“I think they’re afraid,” Hayden said. “So, my county, my crime. People are railing at me for even looking at it. I don’t care. It’s important.”
He said the criminal investigation forced Johnson County election officials to preserve voting records that otherwise might be destroyed. He told the group during the taped meeting that he couldn’t delve into “all the secret stuff we’ve been doing” to build a case, but confided he was struggling to establish probable cause to justify search warrants that might help him gain traction.
“We’ve got tons of reasonable suspicion. I mean, tons of it. But I’ve got to have probable cause for a search warrant, to swear that I know a crime has been committed,” the sheriff said. “You’ve got to have a bad guy. We have to have a bad guy.”
Hayden said the investigation was hampered by an inability to identify people who could move beyond conjecture or theory about how fraud was allegedly perpetrated in Johnson County. In addition, he said, building a case could be undermined if the corruption was traced to China because he couldn’t arrest operatives overseas.
‘I can’t prove it’
The sheriff said he was convinced evidence would surface Johnson County was among about 60 counties nationwide that worked with “nefarious” companies or groups that conspired to undermine election security. He was most concerned about security of electronic voting machines.
“I’m not sure that they have gotten into our machines. I can’t prove it,” Hayden said.
He expressed gratitude to community volunteers who served as observers in recent elections in Johnson County.
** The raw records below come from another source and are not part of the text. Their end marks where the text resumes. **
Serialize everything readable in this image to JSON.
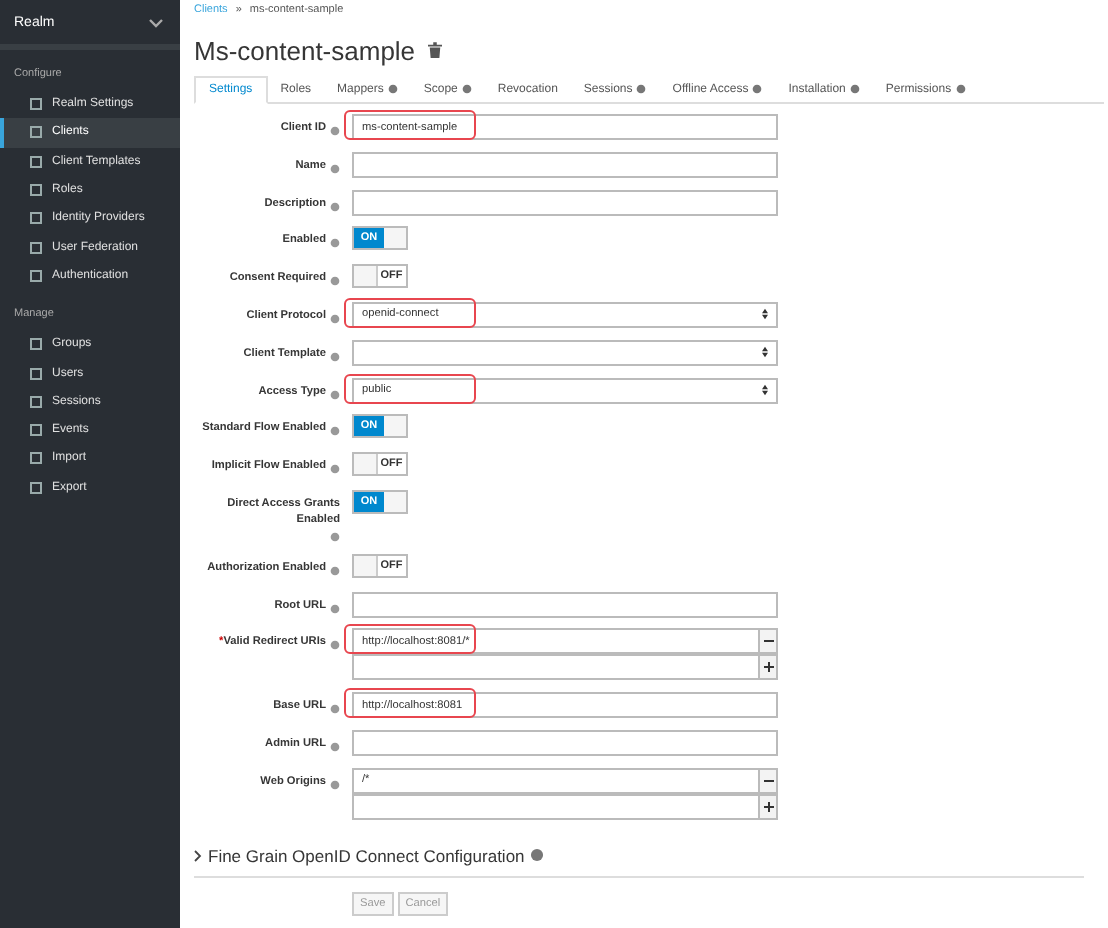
{
  "sidebar": {
    "realm": "Realm",
    "sections": [
      {
        "title": "Configure",
        "items": [
          {
            "label": "Realm Settings",
            "selected": false
          },
          {
            "label": "Clients",
            "selected": true
          },
          {
            "label": "Client Templates",
            "selected": false
          },
          {
            "label": "Roles",
            "selected": false
          },
          {
            "label": "Identity Providers",
            "selected": false
          },
          {
            "label": "User Federation",
            "selected": false
          },
          {
            "label": "Authentication",
            "selected": false
          }
        ]
      },
      {
        "title": "Manage",
        "items": [
          {
            "label": "Groups",
            "selected": false
          },
          {
            "label": "Users",
            "selected": false
          },
          {
            "label": "Sessions",
            "selected": false
          },
          {
            "label": "Events",
            "selected": false
          },
          {
            "label": "Import",
            "selected": false
          },
          {
            "label": "Export",
            "selected": false
          }
        ]
      }
    ]
  },
  "breadcrumb": {
    "items": [
      "Clients",
      "ms-content-sample"
    ],
    "separator": "»"
  },
  "title": "Ms-content-sample",
  "tabs": [
    {
      "label": "Settings",
      "selected": true,
      "help": false
    },
    {
      "label": "Roles",
      "selected": false,
      "help": false
    },
    {
      "label": "Mappers",
      "selected": false,
      "help": true
    },
    {
      "label": "Scope",
      "selected": false,
      "help": true
    },
    {
      "label": "Revocation",
      "selected": false,
      "help": false
    },
    {
      "label": "Sessions",
      "selected": false,
      "help": true
    },
    {
      "label": "Offline Access",
      "selected": false,
      "help": true
    },
    {
      "label": "Installation",
      "selected": false,
      "help": true
    },
    {
      "label": "Permissions",
      "selected": false,
      "help": true
    }
  ],
  "fields": [
    {
      "kind": "text",
      "label": "Client ID",
      "value": "ms-content-sample",
      "highlighted": true
    },
    {
      "kind": "text",
      "label": "Name",
      "highlighted": false
    },
    {
      "kind": "text",
      "label": "Description",
      "highlighted": false
    },
    {
      "kind": "toggle",
      "label": "Enabled",
      "on": true,
      "toggle_text": "ON"
    },
    {
      "kind": "toggle",
      "label": "Consent Required",
      "on": false,
      "toggle_text": "OFF"
    },
    {
      "kind": "select",
      "label": "Client Protocol",
      "value": "openid-connect",
      "highlighted": true
    },
    {
      "kind": "select",
      "label": "Client Template",
      "highlighted": false
    },
    {
      "kind": "select",
      "label": "Access Type",
      "value": "public",
      "highlighted": true
    },
    {
      "kind": "toggle",
      "label": "Standard Flow Enabled",
      "on": true,
      "toggle_text": "ON"
    },
    {
      "kind": "toggle",
      "label": "Implicit Flow Enabled",
      "on": false,
      "toggle_text": "OFF"
    },
    {
      "kind": "toggle",
      "label": "Direct Access Grants Enabled",
      "on": true,
      "toggle_text": "ON"
    },
    {
      "kind": "toggle",
      "label": "Authorization Enabled",
      "on": false,
      "toggle_text": "OFF"
    },
    {
      "kind": "text",
      "label": "Root URL",
      "highlighted": false
    },
    {
      "kind": "multi",
      "label": "Valid Redirect URIs",
      "required_mark": "*",
      "values": [
        "http://localhost:8081/*"
      ],
      "highlighted": true
    },
    {
      "kind": "text",
      "label": "Base URL",
      "value": "http://localhost:8081",
      "highlighted": true
    },
    {
      "kind": "text",
      "label": "Admin URL",
      "highlighted": false
    },
    {
      "kind": "multi",
      "label": "Web Origins",
      "values": [
        "/*"
      ],
      "highlighted": false
    }
  ],
  "section": {
    "label": "Fine Grain OpenID Connect Configuration",
    "expanded": false
  },
  "buttons": [
    {
      "label": "Save",
      "disabled": true
    },
    {
      "label": "Cancel",
      "disabled": true
    }
  ]
}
During the meeting, he was asked whether a poll worker could legally take photographs of suspicious election documents that might be useful to the sheriff’s fraud investigation.
“Be slippery about it,” the sheriff said, “if you do it.” He cautioned that county election officials would get “touchy, crazy if they see you doing it.”
Hayden said he assigned deputies to observe ballot drop boxes in Johnson County ahead of the August primary election and predicted the 2023 Legislature would ban use of the ballot deposit boxes in Kansas.
He said state lawmakers could go as far as prohibiting use of voting machines, leaving the state to count paper ballots by hand. The sheriff complained about lack of the “chain of custody” of ballots moved from polling locations to county offices for counting. He also said penalties for violating state election laws were lame.
Hayden, who began his Kansas law enforcement career in 1981, said he supported a proposed amendment to the Kansas Constitution on ballots in November that would block counties from abandoning the practice of electing sheriffs.
“The politicians want to get rid of the sheriff’s position,” Hayden said, “because we’re in the way.”
If the amendment received a majority of those voting Nov. 8, it would alter the state Constitution to require election of county sheriffs in counties that hadn’t abolished the office before January 2022. Rejection of the amendment would enable counties to continue electing sheriffs or adopt an alternative model whereby the county’s chief law officer was appointed. Riley County is the lone county that appoints that officer.
Hayden objected to the idea raised last year by Johnson County Commissioner Janee Hanzlick and others who preferred appointment of the county’s sheriff. Hanzlick said she’d fielded complaints about Hayden’s extreme partisanship.
“We’ve got an answer for her, and that’s called the constitutional sheriff’s amendment in November. Just vote yes,” Hayden said.
Our stories may be republished online or in print under Creative Commons license CC BY-NC-ND 4.0. We ask that you edit only for style or to shorten, provide proper attribution and link to our web site. Please see our republishing guidelines for use of photos and graphics.